• **Dataset records**
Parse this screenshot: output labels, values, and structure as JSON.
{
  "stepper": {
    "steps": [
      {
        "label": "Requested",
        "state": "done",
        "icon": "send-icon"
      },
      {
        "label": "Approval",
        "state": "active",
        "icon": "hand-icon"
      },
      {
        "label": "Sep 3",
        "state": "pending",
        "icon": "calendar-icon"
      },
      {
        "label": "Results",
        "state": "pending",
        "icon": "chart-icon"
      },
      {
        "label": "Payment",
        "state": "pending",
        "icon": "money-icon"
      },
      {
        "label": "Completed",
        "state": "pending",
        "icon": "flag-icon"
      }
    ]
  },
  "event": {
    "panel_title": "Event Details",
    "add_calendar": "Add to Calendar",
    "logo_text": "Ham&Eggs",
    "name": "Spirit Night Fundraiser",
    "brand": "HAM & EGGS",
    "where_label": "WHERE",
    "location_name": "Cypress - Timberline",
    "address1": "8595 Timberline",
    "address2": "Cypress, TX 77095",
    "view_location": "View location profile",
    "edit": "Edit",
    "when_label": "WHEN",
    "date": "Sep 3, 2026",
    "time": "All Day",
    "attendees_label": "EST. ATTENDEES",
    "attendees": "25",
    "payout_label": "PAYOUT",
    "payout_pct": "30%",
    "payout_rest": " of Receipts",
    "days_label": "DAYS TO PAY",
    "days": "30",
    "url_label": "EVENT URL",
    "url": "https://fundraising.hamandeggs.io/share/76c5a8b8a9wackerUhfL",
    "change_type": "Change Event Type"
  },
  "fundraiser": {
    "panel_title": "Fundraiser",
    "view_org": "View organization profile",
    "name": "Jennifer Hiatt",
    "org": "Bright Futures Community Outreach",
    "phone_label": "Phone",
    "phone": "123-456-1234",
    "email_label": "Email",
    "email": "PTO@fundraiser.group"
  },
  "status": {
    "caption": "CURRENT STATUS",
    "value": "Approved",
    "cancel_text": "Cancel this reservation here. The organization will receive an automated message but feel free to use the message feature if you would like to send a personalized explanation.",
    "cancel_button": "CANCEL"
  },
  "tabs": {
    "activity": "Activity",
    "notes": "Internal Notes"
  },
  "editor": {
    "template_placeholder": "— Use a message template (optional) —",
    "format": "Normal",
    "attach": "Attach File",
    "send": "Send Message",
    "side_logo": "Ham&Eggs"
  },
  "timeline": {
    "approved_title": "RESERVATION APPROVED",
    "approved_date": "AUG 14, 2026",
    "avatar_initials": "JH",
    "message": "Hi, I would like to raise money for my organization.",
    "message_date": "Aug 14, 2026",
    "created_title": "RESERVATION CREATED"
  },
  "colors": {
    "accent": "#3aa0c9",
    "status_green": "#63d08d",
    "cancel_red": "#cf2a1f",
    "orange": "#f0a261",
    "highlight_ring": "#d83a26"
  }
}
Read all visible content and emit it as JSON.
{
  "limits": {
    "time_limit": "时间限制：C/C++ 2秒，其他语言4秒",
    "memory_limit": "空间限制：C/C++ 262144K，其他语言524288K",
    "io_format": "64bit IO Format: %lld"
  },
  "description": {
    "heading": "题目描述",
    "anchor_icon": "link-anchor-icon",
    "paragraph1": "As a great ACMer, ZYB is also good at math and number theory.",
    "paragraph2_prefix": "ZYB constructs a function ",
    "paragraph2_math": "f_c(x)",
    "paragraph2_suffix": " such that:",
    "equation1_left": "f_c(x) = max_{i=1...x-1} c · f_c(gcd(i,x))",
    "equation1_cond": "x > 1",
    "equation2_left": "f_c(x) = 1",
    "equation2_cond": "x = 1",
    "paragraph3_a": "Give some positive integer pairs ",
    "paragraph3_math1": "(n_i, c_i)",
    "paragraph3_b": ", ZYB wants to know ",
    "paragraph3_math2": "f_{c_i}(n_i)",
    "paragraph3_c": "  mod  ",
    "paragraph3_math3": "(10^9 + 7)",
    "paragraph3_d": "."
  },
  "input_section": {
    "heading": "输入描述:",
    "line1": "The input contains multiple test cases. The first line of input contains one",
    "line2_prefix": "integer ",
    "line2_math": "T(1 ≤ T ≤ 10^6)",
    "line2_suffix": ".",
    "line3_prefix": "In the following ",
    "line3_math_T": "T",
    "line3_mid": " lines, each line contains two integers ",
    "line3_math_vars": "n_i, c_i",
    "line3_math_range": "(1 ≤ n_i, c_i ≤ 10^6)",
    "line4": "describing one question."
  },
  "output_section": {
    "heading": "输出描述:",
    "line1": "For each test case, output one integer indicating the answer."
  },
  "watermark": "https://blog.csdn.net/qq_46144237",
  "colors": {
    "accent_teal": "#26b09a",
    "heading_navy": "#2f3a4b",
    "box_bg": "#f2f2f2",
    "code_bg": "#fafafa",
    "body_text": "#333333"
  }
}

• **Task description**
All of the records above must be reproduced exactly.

• **Exercise output**
Parse this screenshot: output labels, values, and structure as JSON.
{
  "stepper": {
    "steps": [
      {
        "label": "Requested",
        "state": "done",
        "icon": "send-icon"
      },
      {
        "label": "Approval",
        "state": "active",
        "icon": "hand-icon"
      },
      {
        "label": "Sep 3",
        "state": "pending",
        "icon": "calendar-icon"
      },
      {
        "label": "Results",
        "state": "pending",
        "icon": "chart-icon"
      },
      {
        "label": "Payment",
        "state": "pending",
        "icon": "money-icon"
      },
      {
        "label": "Completed",
        "state": "pending",
        "icon": "flag-icon"
      }
    ]
  },
  "event": {
    "panel_title": "Event Details",
    "add_calendar": "Add to Calendar",
    "logo_text": "Ham&Eggs",
    "name": "Spirit Night Fundraiser",
    "brand": "HAM & EGGS",
    "where_label": "WHERE",
    "location_name": "Cypress - Timberline",
    "address1": "8595 Timberline",
    "address2": "Cypress, TX 77095",
    "view_location": "View location profile",
    "edit": "Edit",
    "when_label": "WHEN",
    "date": "Sep 3, 2026",
    "time": "All Day",
    "attendees_label": "EST. ATTENDEES",
    "attendees": "25",
    "payout_label": "PAYOUT",
    "payout_pct": "30%",
    "payout_rest": " of Receipts",
    "days_label": "DAYS TO PAY",
    "days": "30",
    "url_label": "EVENT URL",
    "url": "https://fundraising.hamandeggs.io/share/76c5a8b8a9wackerUhfL",
    "change_type": "Change Event Type"
  },
  "fundraiser": {
    "panel_title": "Fundraiser",
    "view_org": "View organization profile",
    "name": "Jennifer Hiatt",
    "org": "Bright Futures Community Outreach",
    "phone_label": "Phone",
    "phone": "123-456-1234",
    "email_label": "Email",
    "email": "PTO@fundraiser.group"
  },
  "status": {
    "caption": "CURRENT STATUS",
    "value": "Approved",
    "cancel_text": "Cancel this reservation here. The organization will receive an automated message but feel free to use the message feature if you would like to send a personalized explanation.",
    "cancel_button": "CANCEL"
  },
  "tabs": {
    "activity": "Activity",
    "notes": "Internal Notes"
  },
  "editor": {
    "template_placeholder": "— Use a message template (optional) —",
    "format": "Normal",
    "attach": "Attach File",
    "send": "Send Message",
    "side_logo": "Ham&Eggs"
  },
  "timeline": {
    "approved_title": "RESERVATION APPROVED",
    "approved_date": "AUG 14, 2026",
    "avatar_initials": "JH",
    "message": "Hi, I would like to raise money for my organization.",
    "message_date": "Aug 14, 2026",
    "created_title": "RESERVATION CREATED"
  },
  "colors": {
    "accent": "#3aa0c9",
    "status_green": "#63d08d",
    "cancel_red": "#cf2a1f",
    "orange": "#f0a261",
    "highlight_ring": "#d83a26"
  }
}
Read all visible content and emit it as JSON.
{
  "limits": {
    "time_limit": "时间限制：C/C++ 2秒，其他语言4秒",
    "memory_limit": "空间限制：C/C++ 262144K，其他语言524288K",
    "io_format": "64bit IO Format: %lld"
  },
  "description": {
    "heading": "题目描述",
    "anchor_icon": "link-anchor-icon",
    "paragraph1": "As a great ACMer, ZYB is also good at math and number theory.",
    "paragraph2_prefix": "ZYB constructs a function ",
    "paragraph2_math": "f_c(x)",
    "paragraph2_suffix": " such that:",
    "equation1_left": "f_c(x) = max_{i=1...x-1} c · f_c(gcd(i,x))",
    "equation1_cond": "x > 1",
    "equation2_left": "f_c(x) = 1",
    "equation2_cond": "x = 1",
    "paragraph3_a": "Give some positive integer pairs ",
    "paragraph3_math1": "(n_i, c_i)",
    "paragraph3_b": ", ZYB wants to know ",
    "paragraph3_math2": "f_{c_i}(n_i)",
    "paragraph3_c": "  mod  ",
    "paragraph3_math3": "(10^9 + 7)",
    "paragraph3_d": "."
  },
  "input_section": {
    "heading": "输入描述:",
    "line1": "The input contains multiple test cases. The first line of input contains one",
    "line2_prefix": "integer ",
    "line2_math": "T(1 ≤ T ≤ 10^6)",
    "line2_suffix": ".",
    "line3_prefix": "In the following ",
    "line3_math_T": "T",
    "line3_mid": " lines, each line contains two integers ",
    "line3_math_vars": "n_i, c_i",
    "line3_math_range": "(1 ≤ n_i, c_i ≤ 10^6)",
    "line4": "describing one question."
  },
  "output_section": {
    "heading": "输出描述:",
    "line1": "For each test case, output one integer indicating the answer."
  },
  "watermark": "https://blog.csdn.net/qq_46144237",
  "colors": {
    "accent_teal": "#26b09a",
    "heading_navy": "#2f3a4b",
    "box_bg": "#f2f2f2",
    "code_bg": "#fafafa",
    "body_text": "#333333"
  }
}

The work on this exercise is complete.